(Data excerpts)
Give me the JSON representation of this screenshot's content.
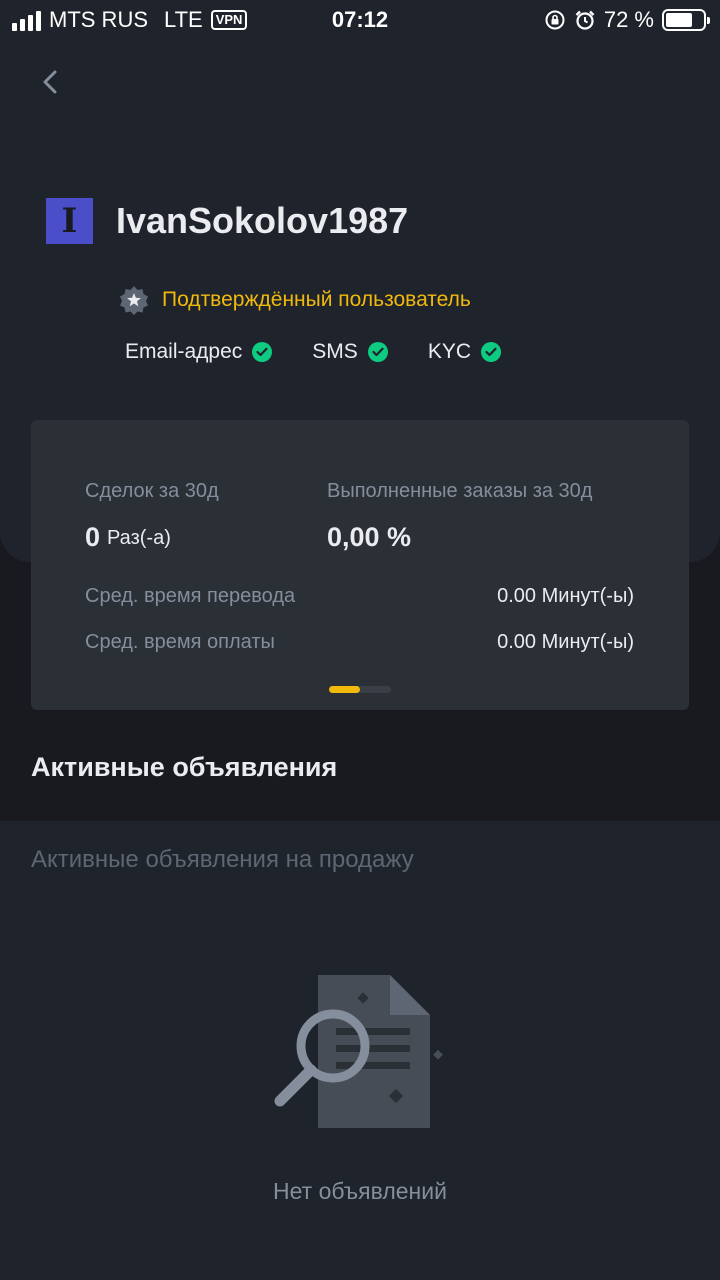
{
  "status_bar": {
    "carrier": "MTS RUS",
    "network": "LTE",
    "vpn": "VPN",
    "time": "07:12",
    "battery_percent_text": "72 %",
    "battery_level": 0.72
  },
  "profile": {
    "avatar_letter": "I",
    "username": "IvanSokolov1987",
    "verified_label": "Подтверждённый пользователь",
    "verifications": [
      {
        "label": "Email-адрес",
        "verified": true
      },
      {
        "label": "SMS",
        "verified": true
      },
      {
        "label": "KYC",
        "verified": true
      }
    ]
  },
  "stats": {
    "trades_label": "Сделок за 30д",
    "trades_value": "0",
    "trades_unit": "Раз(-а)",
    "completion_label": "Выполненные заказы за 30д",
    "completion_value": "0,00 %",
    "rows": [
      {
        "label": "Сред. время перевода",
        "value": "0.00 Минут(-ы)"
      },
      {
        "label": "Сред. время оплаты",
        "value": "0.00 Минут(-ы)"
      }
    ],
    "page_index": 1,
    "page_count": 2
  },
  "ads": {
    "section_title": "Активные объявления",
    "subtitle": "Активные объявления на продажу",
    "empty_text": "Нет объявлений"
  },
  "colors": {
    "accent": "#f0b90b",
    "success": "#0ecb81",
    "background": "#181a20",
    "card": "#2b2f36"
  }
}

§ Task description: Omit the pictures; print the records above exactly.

§ Final answer:
Give me the JSON representation of this screenshot's content.
{
  "status_bar": {
    "carrier": "MTS RUS",
    "network": "LTE",
    "vpn": "VPN",
    "time": "07:12",
    "battery_percent_text": "72 %",
    "battery_level": 0.72
  },
  "profile": {
    "avatar_letter": "I",
    "username": "IvanSokolov1987",
    "verified_label": "Подтверждённый пользователь",
    "verifications": [
      {
        "label": "Email-адрес",
        "verified": true
      },
      {
        "label": "SMS",
        "verified": true
      },
      {
        "label": "KYC",
        "verified": true
      }
    ]
  },
  "stats": {
    "trades_label": "Сделок за 30д",
    "trades_value": "0",
    "trades_unit": "Раз(-а)",
    "completion_label": "Выполненные заказы за 30д",
    "completion_value": "0,00 %",
    "rows": [
      {
        "label": "Сред. время перевода",
        "value": "0.00 Минут(-ы)"
      },
      {
        "label": "Сред. время оплаты",
        "value": "0.00 Минут(-ы)"
      }
    ],
    "page_index": 1,
    "page_count": 2
  },
  "ads": {
    "section_title": "Активные объявления",
    "subtitle": "Активные объявления на продажу",
    "empty_text": "Нет объявлений"
  },
  "colors": {
    "accent": "#f0b90b",
    "success": "#0ecb81",
    "background": "#181a20",
    "card": "#2b2f36"
  }
}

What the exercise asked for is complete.